Ecuador “endemic” violence and discrimination
Ecuador “endemic” violence and discrimination are major public health issues, says UN human rights expert
GENEVA / QUITO (27 September 2019) – “Ecuador must act to advance the right to health by addressing key issues like violence and discrimination, while investing in a sustainable health system,” says visiting UN Special Rapporteur Dainius Pūras.
“Ecuador is in a good position to reach the health-related Sustainable Development Goals, but key elements need to be in place. Non-discrimination and participation in the healthcare system and beyond must become a reality,” said Pūras, the Special Rapporteur on the right to health, presenting his preliminary observations at the end of his 10-day visit.
“Violence against women and girls is endemic in Ecuador and remains one of the major public health threats. All violence must be addressed with determination and courage.
“I deeply regret that during my mission, the National Assembly voted not to decriminalise abortion in cases of rape. This decision is against human rights and modern public health principles and will only expose more impoverished girls and women to early pregnancies, unsafe abortions and maternal mortality. I strongly encourage the authorities to veto this decision and promote legislation that complies with human rights standards,” the Special Rapporteur said.
The Special Rapporteur commended a number of positive developments but also pointed to remaining challenges. He noted positively that the constitution guaranteed the right to health and that there had been significant investments in the health system infrastructure. He also called for a responsible legislative debate on the health code and the urgent adoption of a text complying with international human rights law.
Pūras noted that women and girls, children and adolescents, members of LGBTI communities, people living with HIV/AIDS, and people on the move still faced specific challenges in realising their right to health. Indigenous peoples and Afro-Ecuadorian communities showed worse health indicators than the rest of the country.
Pūras stressed that investment in health care should continue to focus on making sure there was an available, accessible, acceptable and high-quality service for all, even in times of financial constraints.
“Budget cuts reported to me can be detrimental to the effectiveness and sustainability of the progress achieved so far and can add an additional strain to an already overburdened system,” warned Pūras.

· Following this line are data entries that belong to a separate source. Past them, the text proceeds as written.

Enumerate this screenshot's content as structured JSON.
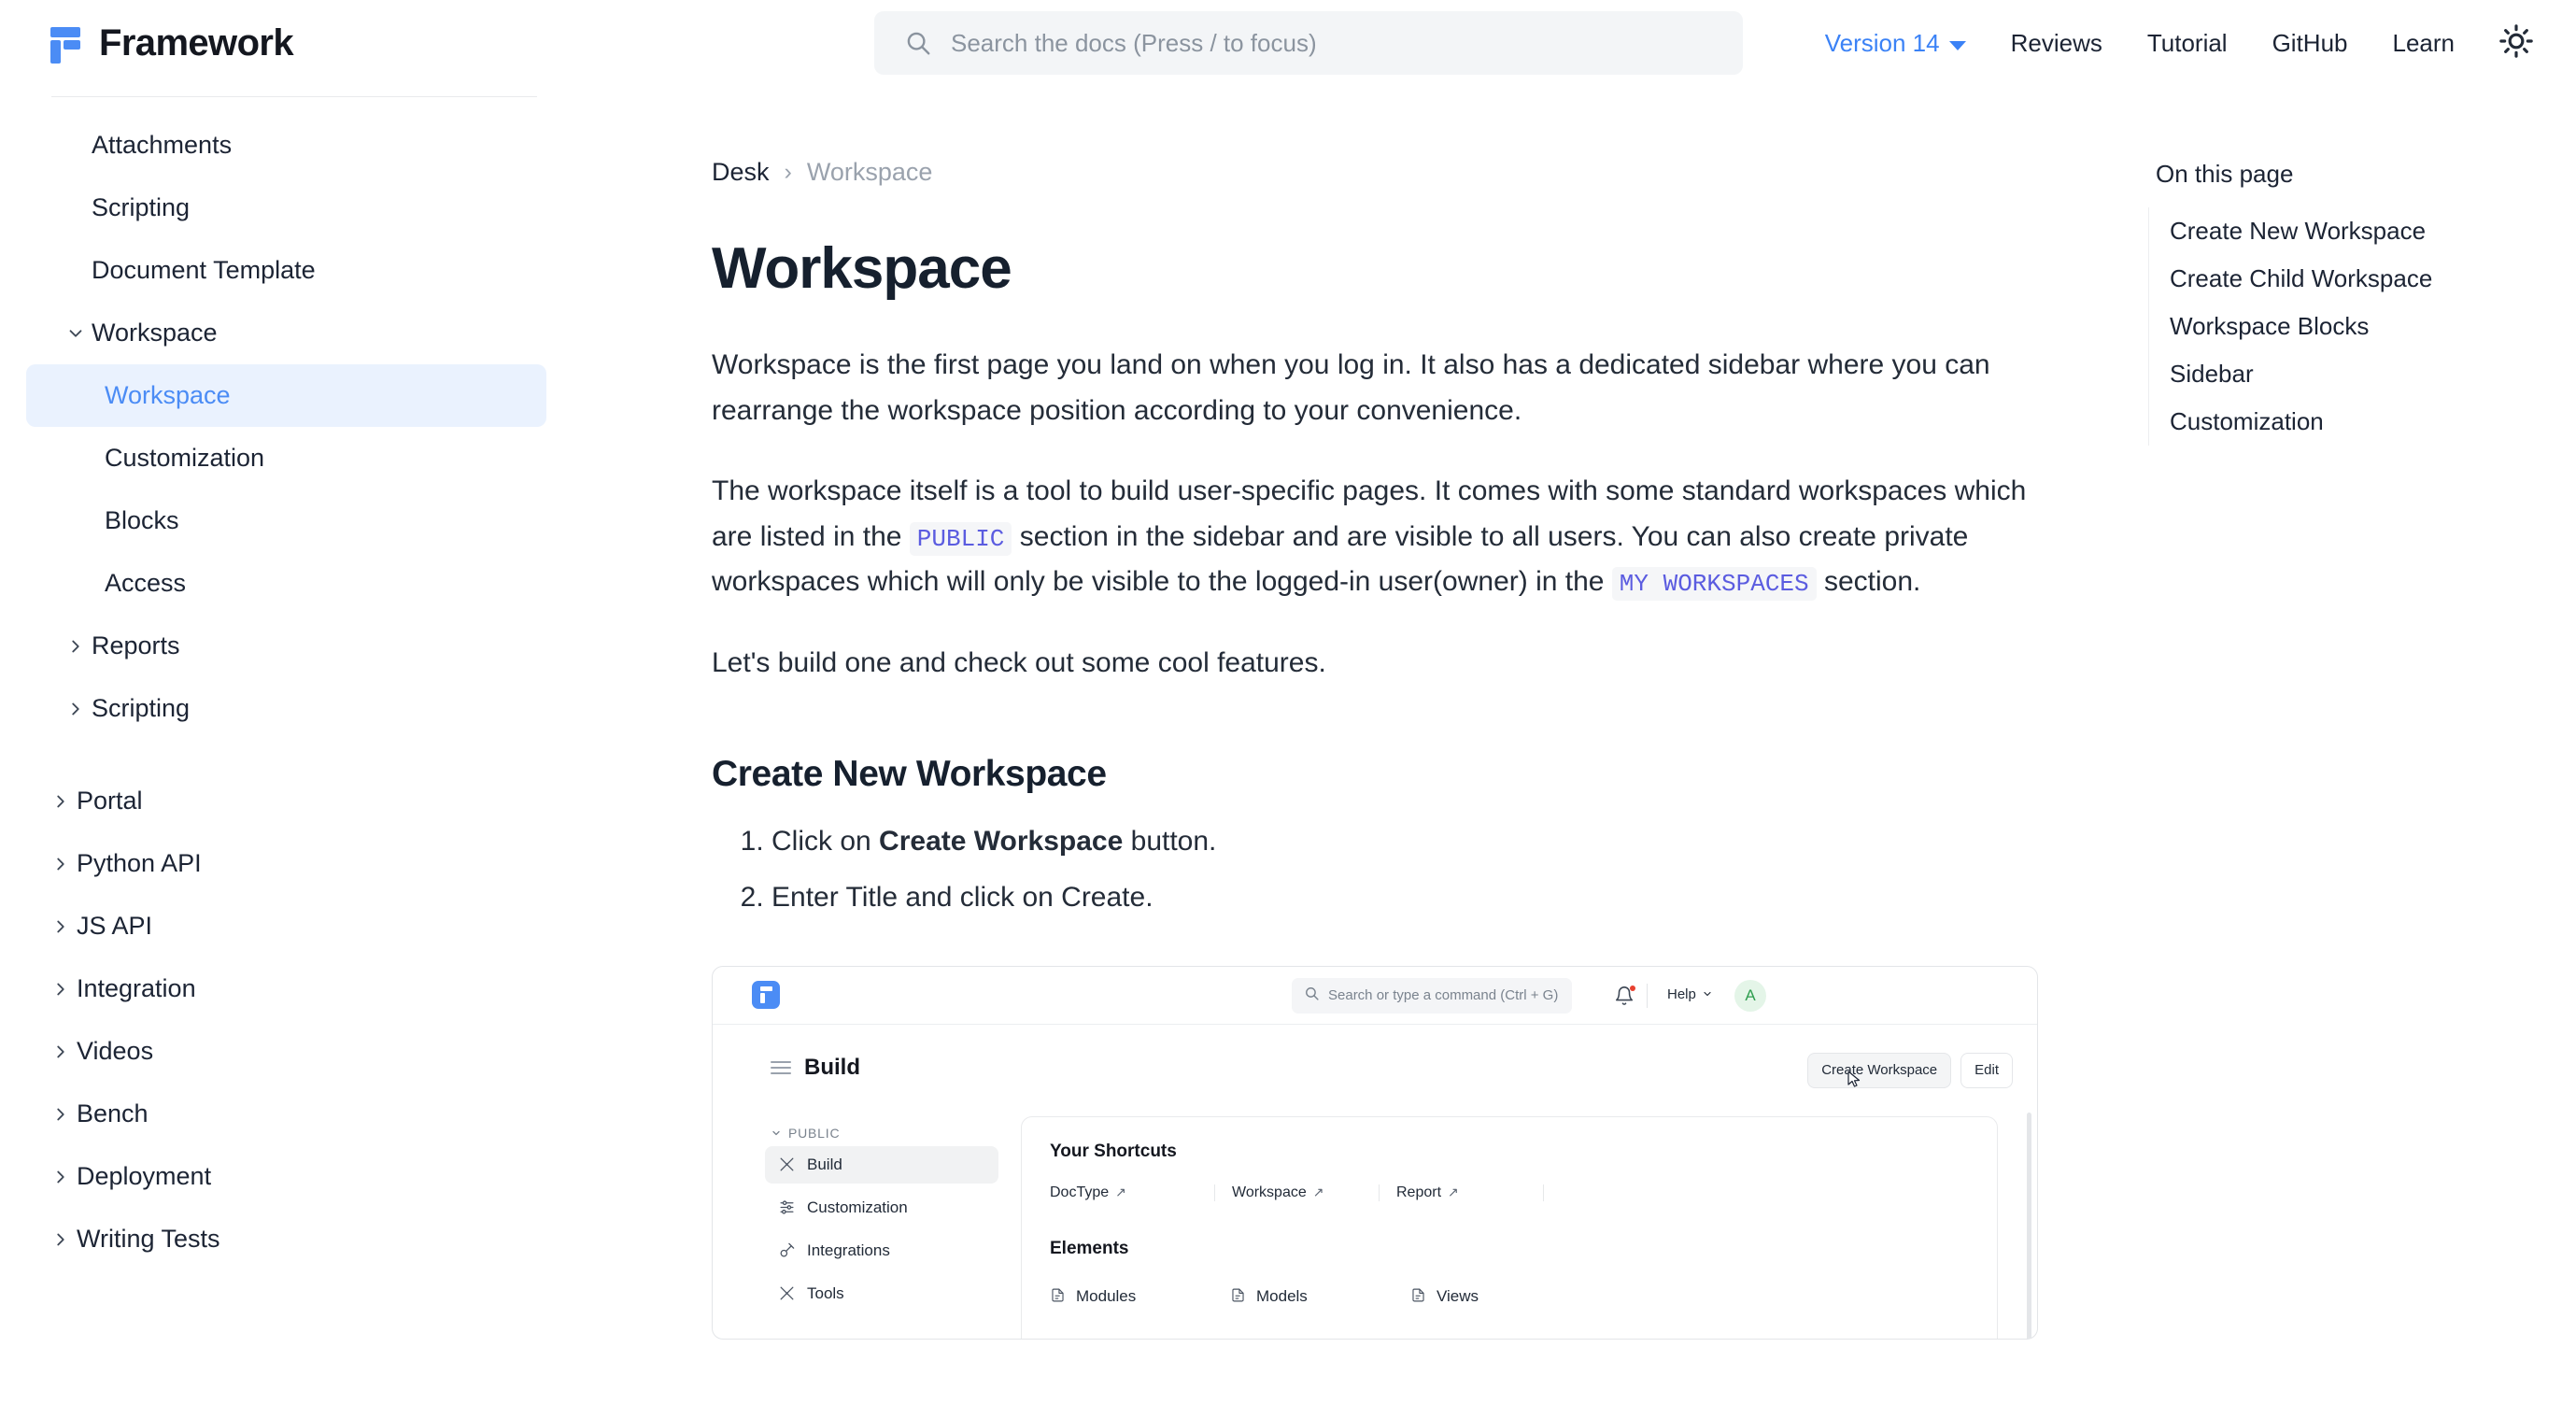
{
  "header": {
    "brand_name": "Framework",
    "logo_icon": "framework-f-logo",
    "search": {
      "placeholder": "Search the docs (Press / to focus)",
      "value": "",
      "icon": "search-icon"
    },
    "nav": [
      {
        "label": "Version 14",
        "type": "dropdown",
        "accent": "#3b82f6"
      },
      {
        "label": "Reviews",
        "type": "link"
      },
      {
        "label": "Tutorial",
        "type": "link"
      },
      {
        "label": "GitHub",
        "type": "link"
      },
      {
        "label": "Learn",
        "type": "link"
      }
    ],
    "theme_toggle_icon": "sun-icon"
  },
  "sidebar": {
    "items": [
      {
        "label": "Attachments",
        "level": 1,
        "chevron": "none",
        "active": false
      },
      {
        "label": "Scripting",
        "level": 1,
        "chevron": "none",
        "active": false
      },
      {
        "label": "Document Template",
        "level": 1,
        "chevron": "none",
        "active": false
      },
      {
        "label": "Workspace",
        "level": 1,
        "chevron": "down",
        "active": false
      },
      {
        "label": "Workspace",
        "level": 2,
        "chevron": "none",
        "active": true
      },
      {
        "label": "Customization",
        "level": 2,
        "chevron": "none",
        "active": false
      },
      {
        "label": "Blocks",
        "level": 2,
        "chevron": "none",
        "active": false
      },
      {
        "label": "Access",
        "level": 2,
        "chevron": "none",
        "active": false
      },
      {
        "label": "Reports",
        "level": 1,
        "chevron": "right",
        "active": false
      },
      {
        "label": "Scripting",
        "level": 1,
        "chevron": "right",
        "active": false
      },
      {
        "label": "Portal",
        "level": 0,
        "chevron": "right",
        "active": false
      },
      {
        "label": "Python API",
        "level": 0,
        "chevron": "right",
        "active": false
      },
      {
        "label": "JS API",
        "level": 0,
        "chevron": "right",
        "active": false
      },
      {
        "label": "Integration",
        "level": 0,
        "chevron": "right",
        "active": false
      },
      {
        "label": "Videos",
        "level": 0,
        "chevron": "right",
        "active": false
      },
      {
        "label": "Bench",
        "level": 0,
        "chevron": "right",
        "active": false
      },
      {
        "label": "Deployment",
        "level": 0,
        "chevron": "right",
        "active": false
      },
      {
        "label": "Writing Tests",
        "level": 0,
        "chevron": "right",
        "active": false
      }
    ]
  },
  "breadcrumb": {
    "parent": "Desk",
    "separator": "›",
    "current": "Workspace"
  },
  "main": {
    "title": "Workspace",
    "paragraph_1": "Workspace is the first page you land on when you log in. It also has a dedicated sidebar where you can rearrange the workspace position according to your convenience.",
    "paragraph_2_a": "The workspace itself is a tool to build user-specific pages. It comes with some standard workspaces which are listed in the ",
    "code_public": "PUBLIC",
    "paragraph_2_b": " section in the sidebar and are visible to all users. You can also create private workspaces which will only be visible to the logged-in user(owner) in the ",
    "code_my_workspaces": "MY WORKSPACES",
    "paragraph_2_c": " section.",
    "paragraph_3": "Let's build one and check out some cool features.",
    "section_heading": "Create New Workspace",
    "steps": [
      {
        "pre": "Click on ",
        "strong": "Create Workspace",
        "post": " button."
      },
      {
        "pre": "Enter Title and click on Create.",
        "strong": "",
        "post": ""
      }
    ]
  },
  "screenshot": {
    "logo_icon": "frappe-logo-icon",
    "search_placeholder": "Search or type a command (Ctrl + G)",
    "search_icon": "search-icon",
    "bell_icon": "bell-icon",
    "help_label": "Help",
    "avatar_initial": "A",
    "menu_icon": "hamburger-icon",
    "page_title": "Build",
    "buttons": [
      {
        "label": "Create Workspace",
        "state": "pressed"
      },
      {
        "label": "Edit",
        "state": "default"
      }
    ],
    "cursor_icon": "cursor-arrow",
    "sidebar_section": "PUBLIC",
    "sidebar_items": [
      {
        "label": "Build",
        "icon": "build-icon",
        "active": true
      },
      {
        "label": "Customization",
        "icon": "sliders-icon",
        "active": false
      },
      {
        "label": "Integrations",
        "icon": "plug-icon",
        "active": false
      },
      {
        "label": "Tools",
        "icon": "tools-icon",
        "active": false
      }
    ],
    "shortcuts_title": "Your Shortcuts",
    "shortcuts": [
      {
        "label": "DocType",
        "icon": "arrow-up-right-icon"
      },
      {
        "label": "Workspace",
        "icon": "arrow-up-right-icon"
      },
      {
        "label": "Report",
        "icon": "arrow-up-right-icon"
      }
    ],
    "elements_title": "Elements",
    "elements": [
      {
        "label": "Modules",
        "icon": "file-icon"
      },
      {
        "label": "Models",
        "icon": "file-icon"
      },
      {
        "label": "Views",
        "icon": "file-icon"
      }
    ]
  },
  "toc": {
    "title": "On this page",
    "items": [
      {
        "label": "Create New Workspace"
      },
      {
        "label": "Create Child Workspace"
      },
      {
        "label": "Workspace Blocks"
      },
      {
        "label": "Sidebar"
      },
      {
        "label": "Customization"
      }
    ]
  },
  "colors": {
    "accent_blue": "#3b82f6",
    "active_pill_bg": "#eaf2fe",
    "active_text": "#4b8cf5",
    "code_purple": "#5b5ce0",
    "text_primary": "#1c2434",
    "text_muted": "#9aa2ad"
  }
}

The Special Rapporteur will submit a full report to the Human Rights Council in June 2020 on the main findings of his visit.